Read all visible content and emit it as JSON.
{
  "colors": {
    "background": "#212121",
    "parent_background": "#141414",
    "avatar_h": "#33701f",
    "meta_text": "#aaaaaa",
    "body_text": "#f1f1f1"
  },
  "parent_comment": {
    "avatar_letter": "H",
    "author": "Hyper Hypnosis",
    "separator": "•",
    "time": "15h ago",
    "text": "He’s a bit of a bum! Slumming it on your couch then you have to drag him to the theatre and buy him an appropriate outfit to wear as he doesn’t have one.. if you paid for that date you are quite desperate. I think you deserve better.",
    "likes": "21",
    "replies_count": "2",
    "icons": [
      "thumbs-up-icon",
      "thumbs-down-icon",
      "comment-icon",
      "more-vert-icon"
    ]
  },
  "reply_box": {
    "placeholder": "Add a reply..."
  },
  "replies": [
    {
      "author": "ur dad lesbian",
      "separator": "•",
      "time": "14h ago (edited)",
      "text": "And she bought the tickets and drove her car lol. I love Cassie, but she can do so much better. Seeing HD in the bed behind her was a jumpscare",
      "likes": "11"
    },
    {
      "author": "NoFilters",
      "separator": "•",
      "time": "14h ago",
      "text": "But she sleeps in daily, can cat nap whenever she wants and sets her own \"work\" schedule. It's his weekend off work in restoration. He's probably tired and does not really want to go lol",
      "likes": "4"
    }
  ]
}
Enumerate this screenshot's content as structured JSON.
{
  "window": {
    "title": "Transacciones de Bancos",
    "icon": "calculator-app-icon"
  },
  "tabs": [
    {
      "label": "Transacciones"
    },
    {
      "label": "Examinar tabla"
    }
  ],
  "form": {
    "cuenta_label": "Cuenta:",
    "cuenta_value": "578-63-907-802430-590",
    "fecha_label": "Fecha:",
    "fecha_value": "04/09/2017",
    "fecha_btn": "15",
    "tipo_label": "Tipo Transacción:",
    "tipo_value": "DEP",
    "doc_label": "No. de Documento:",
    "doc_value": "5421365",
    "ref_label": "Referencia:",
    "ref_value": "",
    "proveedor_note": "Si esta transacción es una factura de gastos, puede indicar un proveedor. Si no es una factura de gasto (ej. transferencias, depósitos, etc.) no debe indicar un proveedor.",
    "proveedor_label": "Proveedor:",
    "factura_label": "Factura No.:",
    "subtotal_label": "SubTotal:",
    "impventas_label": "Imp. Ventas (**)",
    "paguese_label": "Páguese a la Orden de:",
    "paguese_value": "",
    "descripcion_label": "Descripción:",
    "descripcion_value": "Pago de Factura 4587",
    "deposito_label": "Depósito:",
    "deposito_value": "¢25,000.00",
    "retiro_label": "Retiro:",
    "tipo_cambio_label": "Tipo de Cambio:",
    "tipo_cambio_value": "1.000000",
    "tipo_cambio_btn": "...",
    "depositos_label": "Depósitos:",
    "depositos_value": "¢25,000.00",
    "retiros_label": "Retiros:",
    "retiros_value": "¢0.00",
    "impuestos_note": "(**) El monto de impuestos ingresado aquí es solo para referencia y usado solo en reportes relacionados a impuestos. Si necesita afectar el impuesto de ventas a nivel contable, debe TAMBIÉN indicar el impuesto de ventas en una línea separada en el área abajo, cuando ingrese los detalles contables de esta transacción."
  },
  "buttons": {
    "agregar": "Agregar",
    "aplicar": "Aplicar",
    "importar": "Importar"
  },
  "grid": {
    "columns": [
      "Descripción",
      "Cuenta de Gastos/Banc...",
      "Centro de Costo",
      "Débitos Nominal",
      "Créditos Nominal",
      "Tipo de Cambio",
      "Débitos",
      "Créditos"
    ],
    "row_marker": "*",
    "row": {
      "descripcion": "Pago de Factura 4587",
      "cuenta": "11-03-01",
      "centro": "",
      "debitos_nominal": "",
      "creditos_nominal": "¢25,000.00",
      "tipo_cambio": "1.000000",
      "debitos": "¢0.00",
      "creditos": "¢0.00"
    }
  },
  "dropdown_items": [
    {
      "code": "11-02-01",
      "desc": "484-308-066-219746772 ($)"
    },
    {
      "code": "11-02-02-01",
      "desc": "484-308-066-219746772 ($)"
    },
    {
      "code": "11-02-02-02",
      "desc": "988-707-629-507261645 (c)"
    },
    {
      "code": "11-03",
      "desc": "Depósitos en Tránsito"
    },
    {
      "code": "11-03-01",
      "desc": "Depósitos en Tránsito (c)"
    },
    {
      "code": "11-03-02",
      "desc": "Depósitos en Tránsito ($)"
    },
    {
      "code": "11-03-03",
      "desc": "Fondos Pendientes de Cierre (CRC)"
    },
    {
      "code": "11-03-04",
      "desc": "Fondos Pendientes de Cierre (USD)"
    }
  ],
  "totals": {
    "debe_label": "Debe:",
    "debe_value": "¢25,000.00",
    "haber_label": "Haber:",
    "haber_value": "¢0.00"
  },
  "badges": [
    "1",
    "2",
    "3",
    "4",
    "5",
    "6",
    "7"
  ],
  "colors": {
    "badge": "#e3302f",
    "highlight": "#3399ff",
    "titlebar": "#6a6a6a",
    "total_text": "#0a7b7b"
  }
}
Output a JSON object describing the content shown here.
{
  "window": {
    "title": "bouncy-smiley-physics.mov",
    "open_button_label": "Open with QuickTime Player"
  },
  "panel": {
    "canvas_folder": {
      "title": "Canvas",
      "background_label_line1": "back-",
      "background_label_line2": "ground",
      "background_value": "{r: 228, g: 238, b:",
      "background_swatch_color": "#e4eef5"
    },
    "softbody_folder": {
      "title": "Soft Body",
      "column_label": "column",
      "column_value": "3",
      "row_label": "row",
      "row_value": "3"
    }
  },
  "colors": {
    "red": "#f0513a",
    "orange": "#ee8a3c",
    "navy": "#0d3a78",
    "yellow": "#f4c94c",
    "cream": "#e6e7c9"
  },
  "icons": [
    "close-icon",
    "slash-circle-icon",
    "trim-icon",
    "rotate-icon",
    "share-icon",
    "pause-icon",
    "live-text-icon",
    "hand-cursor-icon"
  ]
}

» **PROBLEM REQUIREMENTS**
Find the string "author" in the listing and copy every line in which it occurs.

» **ANSWER FOR THE TASK**
    "author": "Hyper Hypnosis",
      "author": "ur dad lesbian",
      "author": "NoFilters",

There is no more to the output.